Available records:
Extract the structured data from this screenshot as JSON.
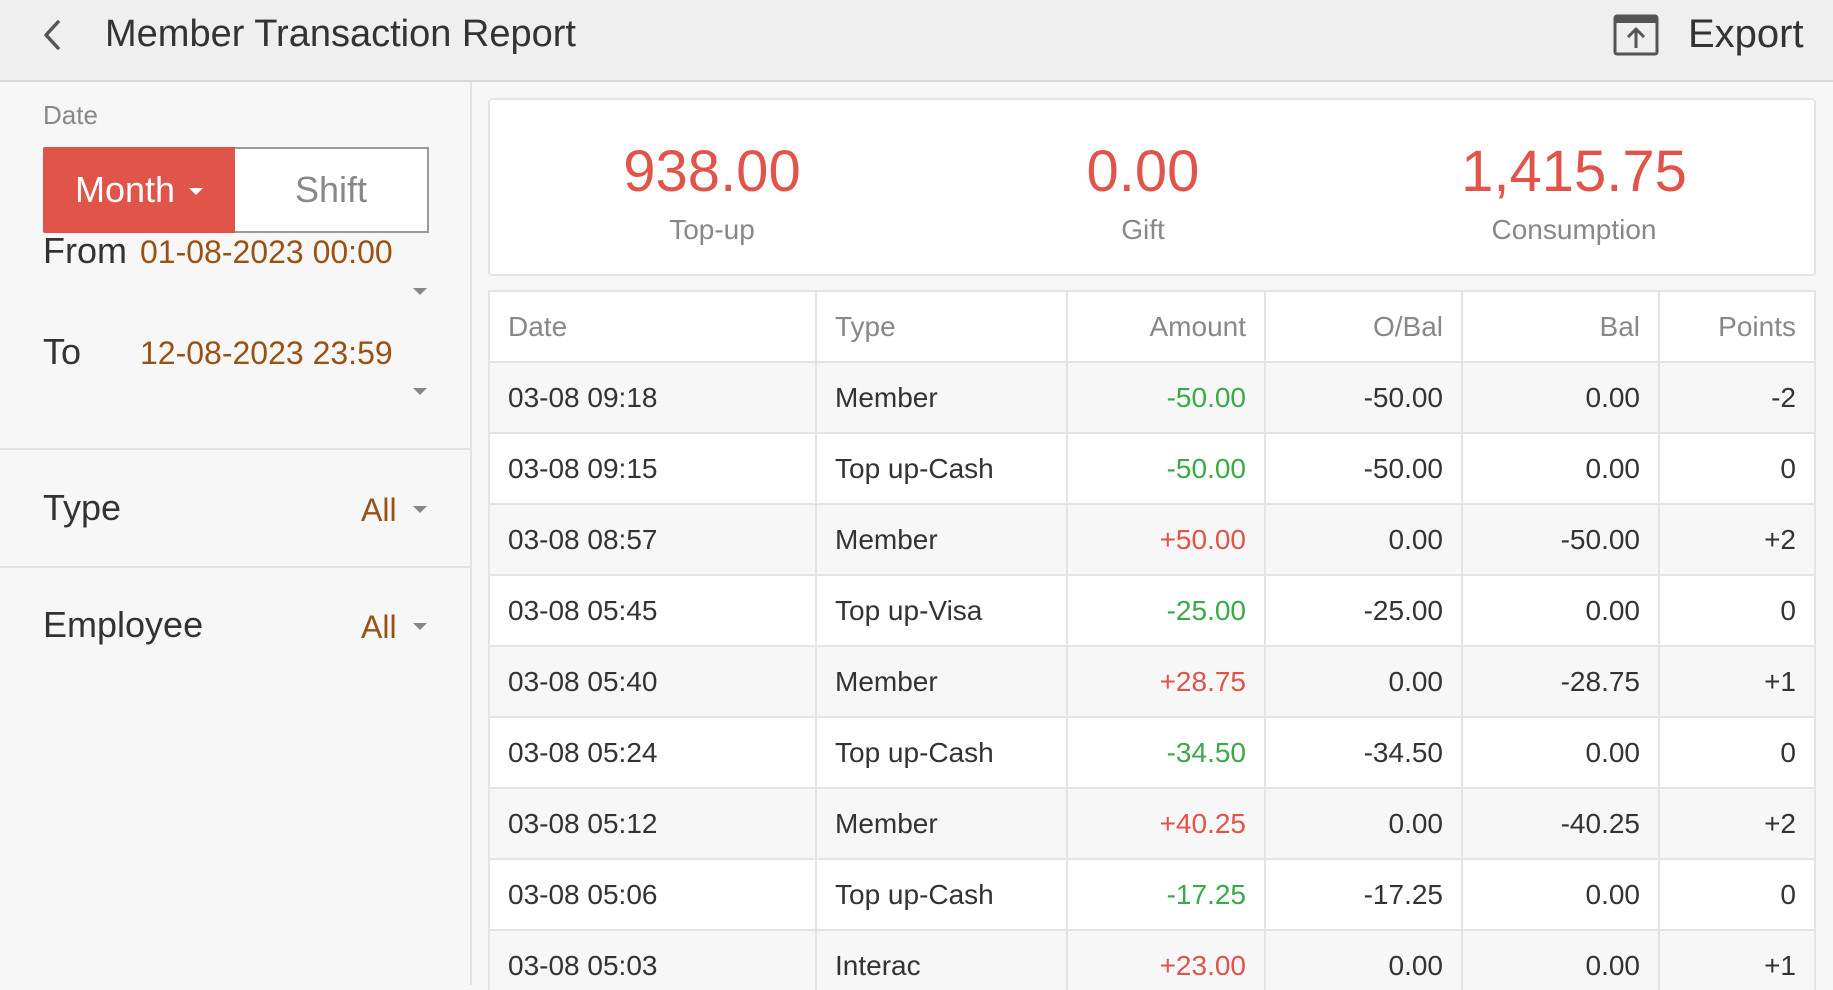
{
  "header": {
    "title": "Member Transaction Report",
    "export_label": "Export"
  },
  "filters": {
    "date_caption": "Date",
    "month_label": "Month",
    "shift_label": "Shift",
    "from_label": "From",
    "from_value": "01-08-2023 00:00",
    "to_label": "To",
    "to_value": "12-08-2023 23:59",
    "type_label": "Type",
    "type_value": "All",
    "employee_label": "Employee",
    "employee_value": "All"
  },
  "summary": [
    {
      "value": "938.00",
      "label": "Top-up"
    },
    {
      "value": "0.00",
      "label": "Gift"
    },
    {
      "value": "1,415.75",
      "label": "Consumption"
    }
  ],
  "table": {
    "headers": [
      "Date",
      "Type",
      "Amount",
      "O/Bal",
      "Bal",
      "Points"
    ],
    "rows": [
      {
        "date": "03-08 09:18",
        "type": "Member",
        "amount": "-50.00",
        "obal": "-50.00",
        "bal": "0.00",
        "points": "-2"
      },
      {
        "date": "03-08 09:15",
        "type": "Top up-Cash",
        "amount": "-50.00",
        "obal": "-50.00",
        "bal": "0.00",
        "points": "0"
      },
      {
        "date": "03-08 08:57",
        "type": "Member",
        "amount": "+50.00",
        "obal": "0.00",
        "bal": "-50.00",
        "points": "+2"
      },
      {
        "date": "03-08 05:45",
        "type": "Top up-Visa",
        "amount": "-25.00",
        "obal": "-25.00",
        "bal": "0.00",
        "points": "0"
      },
      {
        "date": "03-08 05:40",
        "type": "Member",
        "amount": "+28.75",
        "obal": "0.00",
        "bal": "-28.75",
        "points": "+1"
      },
      {
        "date": "03-08 05:24",
        "type": "Top up-Cash",
        "amount": "-34.50",
        "obal": "-34.50",
        "bal": "0.00",
        "points": "0"
      },
      {
        "date": "03-08 05:12",
        "type": "Member",
        "amount": "+40.25",
        "obal": "0.00",
        "bal": "-40.25",
        "points": "+2"
      },
      {
        "date": "03-08 05:06",
        "type": "Top up-Cash",
        "amount": "-17.25",
        "obal": "-17.25",
        "bal": "0.00",
        "points": "0"
      },
      {
        "date": "03-08 05:03",
        "type": "Interac",
        "amount": "+23.00",
        "obal": "0.00",
        "bal": "0.00",
        "points": "+1"
      }
    ]
  },
  "colors": {
    "accent": "#e0544a",
    "positive": "#e0544a",
    "negative": "#3aaa47",
    "date_value": "#9a5213"
  },
  "icons": {
    "back": "chevron-left-icon",
    "export": "export-icon"
  }
}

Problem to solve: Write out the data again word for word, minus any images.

Response to this exercise:
Extract the structured data from this screenshot as JSON.
{
  "header": {
    "title": "Member Transaction Report",
    "export_label": "Export"
  },
  "filters": {
    "date_caption": "Date",
    "month_label": "Month",
    "shift_label": "Shift",
    "from_label": "From",
    "from_value": "01-08-2023 00:00",
    "to_label": "To",
    "to_value": "12-08-2023 23:59",
    "type_label": "Type",
    "type_value": "All",
    "employee_label": "Employee",
    "employee_value": "All"
  },
  "summary": [
    {
      "value": "938.00",
      "label": "Top-up"
    },
    {
      "value": "0.00",
      "label": "Gift"
    },
    {
      "value": "1,415.75",
      "label": "Consumption"
    }
  ],
  "table": {
    "headers": [
      "Date",
      "Type",
      "Amount",
      "O/Bal",
      "Bal",
      "Points"
    ],
    "rows": [
      {
        "date": "03-08 09:18",
        "type": "Member",
        "amount": "-50.00",
        "obal": "-50.00",
        "bal": "0.00",
        "points": "-2"
      },
      {
        "date": "03-08 09:15",
        "type": "Top up-Cash",
        "amount": "-50.00",
        "obal": "-50.00",
        "bal": "0.00",
        "points": "0"
      },
      {
        "date": "03-08 08:57",
        "type": "Member",
        "amount": "+50.00",
        "obal": "0.00",
        "bal": "-50.00",
        "points": "+2"
      },
      {
        "date": "03-08 05:45",
        "type": "Top up-Visa",
        "amount": "-25.00",
        "obal": "-25.00",
        "bal": "0.00",
        "points": "0"
      },
      {
        "date": "03-08 05:40",
        "type": "Member",
        "amount": "+28.75",
        "obal": "0.00",
        "bal": "-28.75",
        "points": "+1"
      },
      {
        "date": "03-08 05:24",
        "type": "Top up-Cash",
        "amount": "-34.50",
        "obal": "-34.50",
        "bal": "0.00",
        "points": "0"
      },
      {
        "date": "03-08 05:12",
        "type": "Member",
        "amount": "+40.25",
        "obal": "0.00",
        "bal": "-40.25",
        "points": "+2"
      },
      {
        "date": "03-08 05:06",
        "type": "Top up-Cash",
        "amount": "-17.25",
        "obal": "-17.25",
        "bal": "0.00",
        "points": "0"
      },
      {
        "date": "03-08 05:03",
        "type": "Interac",
        "amount": "+23.00",
        "obal": "0.00",
        "bal": "0.00",
        "points": "+1"
      }
    ]
  },
  "colors": {
    "accent": "#e0544a",
    "positive": "#e0544a",
    "negative": "#3aaa47",
    "date_value": "#9a5213"
  },
  "icons": {
    "back": "chevron-left-icon",
    "export": "export-icon"
  }
}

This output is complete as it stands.